> So, it is down to consumer choice and triumph of the ‘free-market’; an altogether too rosy view. What about the poor families that cannot afford to buy organic? What choice is there for them? What about the farmers that can’t get non-GM seeds and whose organic crops get contaminated by their neighbours’ GM crops so they lose their organic certification?
> Farmers need to be supported by food and farming cooperatives
> Consumer demand for organic produce is indeed rising and outstripping supply, yet farmers are not converting to organic; not even when the country is in fact facing an ecological meltdown from its GM crops [17] (GM Crops Facing Meltdown in the USA, SiS 46), another aspect that Food, Inc. does not go into. The three major crops, soybean, corn and cotton, genetically modified for just two traits, herbicide tolerance and insect resistance, are ravaged by super weeds and secondary pests as farmers fight a losing battle with more of the same.
> US farmers are isolated from one another, from consumers, and from the entire food chain. They are simply not receiving enough support from society in general. One model that has worked well is a food and farming cooperative based on macrobiotic principles operating in Italy [18] Cooperative for Health, Food Security and Environment Against the Credit Crunch (SiS 42). This could help implement the fundamental shift to organic farming practices that would put an end to the Food Inc., horror, deliver good health and nutrition to the nation, and much more besides [19, 20] (Food Futures Now: *Organic *Sustainable *Fossil Fuel Free , ISIS publication; Organic Agriculture and Localized Food & Energy Systems for Mitigating Climate , SiS40)

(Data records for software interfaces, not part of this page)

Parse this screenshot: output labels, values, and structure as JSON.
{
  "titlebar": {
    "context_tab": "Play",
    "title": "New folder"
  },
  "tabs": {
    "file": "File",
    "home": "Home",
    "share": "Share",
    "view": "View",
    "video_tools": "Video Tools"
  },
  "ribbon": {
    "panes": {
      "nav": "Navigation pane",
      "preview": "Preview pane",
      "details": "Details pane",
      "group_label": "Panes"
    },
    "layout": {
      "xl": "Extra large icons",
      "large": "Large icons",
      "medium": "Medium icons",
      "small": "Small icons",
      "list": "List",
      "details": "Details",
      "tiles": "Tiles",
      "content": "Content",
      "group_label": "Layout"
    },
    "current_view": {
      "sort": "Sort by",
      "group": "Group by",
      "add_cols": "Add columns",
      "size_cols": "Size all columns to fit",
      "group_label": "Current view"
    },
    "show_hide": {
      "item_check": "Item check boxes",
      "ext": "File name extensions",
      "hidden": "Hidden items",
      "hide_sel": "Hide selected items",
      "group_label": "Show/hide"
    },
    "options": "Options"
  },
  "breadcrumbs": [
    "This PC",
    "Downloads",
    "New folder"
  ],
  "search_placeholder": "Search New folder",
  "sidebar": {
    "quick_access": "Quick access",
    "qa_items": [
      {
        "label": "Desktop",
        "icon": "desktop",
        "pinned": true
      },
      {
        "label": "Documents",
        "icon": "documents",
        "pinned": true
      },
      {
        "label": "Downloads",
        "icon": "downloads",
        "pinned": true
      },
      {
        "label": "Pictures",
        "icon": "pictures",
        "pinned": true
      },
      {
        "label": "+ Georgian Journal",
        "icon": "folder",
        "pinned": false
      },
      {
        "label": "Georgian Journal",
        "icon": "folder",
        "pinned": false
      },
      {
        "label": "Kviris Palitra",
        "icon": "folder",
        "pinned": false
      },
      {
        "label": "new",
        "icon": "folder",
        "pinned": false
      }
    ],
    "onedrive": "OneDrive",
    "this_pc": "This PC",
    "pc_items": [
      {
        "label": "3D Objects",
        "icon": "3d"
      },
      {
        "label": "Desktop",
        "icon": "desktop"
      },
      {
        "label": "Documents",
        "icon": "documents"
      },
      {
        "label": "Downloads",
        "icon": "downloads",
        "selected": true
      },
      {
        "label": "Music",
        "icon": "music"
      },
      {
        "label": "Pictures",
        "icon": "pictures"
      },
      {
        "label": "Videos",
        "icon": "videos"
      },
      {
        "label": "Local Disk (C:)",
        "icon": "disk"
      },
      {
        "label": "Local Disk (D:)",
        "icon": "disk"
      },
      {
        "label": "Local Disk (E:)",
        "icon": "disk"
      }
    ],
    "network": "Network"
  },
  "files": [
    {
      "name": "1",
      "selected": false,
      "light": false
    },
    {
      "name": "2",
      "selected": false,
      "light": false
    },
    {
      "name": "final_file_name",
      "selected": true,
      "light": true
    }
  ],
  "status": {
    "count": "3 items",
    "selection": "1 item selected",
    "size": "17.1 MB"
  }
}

Dr. Craig Holdrege of the Nature Institute based in New York, USA, has initiated a project on Unintended Effects of Genetic Manipulation

1 comment:

  1. Loved your article. I couldn't agree more.I'd like to get into farming in a few years. Right now, I work as a S/w engineer .It feels good to know a person who's been there n done that in what I wanna delve into :)